*** INPUT Section Begins ***

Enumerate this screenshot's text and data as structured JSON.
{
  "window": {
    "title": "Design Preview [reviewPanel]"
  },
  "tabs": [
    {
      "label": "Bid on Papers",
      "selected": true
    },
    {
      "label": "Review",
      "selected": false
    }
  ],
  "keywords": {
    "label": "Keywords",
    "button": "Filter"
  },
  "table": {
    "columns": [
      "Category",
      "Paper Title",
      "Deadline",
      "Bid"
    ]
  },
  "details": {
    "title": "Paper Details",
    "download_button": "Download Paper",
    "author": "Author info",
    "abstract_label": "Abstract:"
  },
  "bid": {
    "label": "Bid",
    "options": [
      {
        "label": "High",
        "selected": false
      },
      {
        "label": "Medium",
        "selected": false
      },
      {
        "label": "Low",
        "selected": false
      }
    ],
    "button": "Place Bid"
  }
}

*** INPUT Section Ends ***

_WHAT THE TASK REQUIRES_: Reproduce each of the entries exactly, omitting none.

_THE COMPLETED TASK_:
Enumerate this screenshot's text and data as structured JSON.
{
  "window": {
    "title": "Design Preview [reviewPanel]"
  },
  "tabs": [
    {
      "label": "Bid on Papers",
      "selected": true
    },
    {
      "label": "Review",
      "selected": false
    }
  ],
  "keywords": {
    "label": "Keywords",
    "button": "Filter"
  },
  "table": {
    "columns": [
      "Category",
      "Paper Title",
      "Deadline",
      "Bid"
    ]
  },
  "details": {
    "title": "Paper Details",
    "download_button": "Download Paper",
    "author": "Author info",
    "abstract_label": "Abstract:"
  },
  "bid": {
    "label": "Bid",
    "options": [
      {
        "label": "High",
        "selected": false
      },
      {
        "label": "Medium",
        "selected": false
      },
      {
        "label": "Low",
        "selected": false
      }
    ],
    "button": "Place Bid"
  }
}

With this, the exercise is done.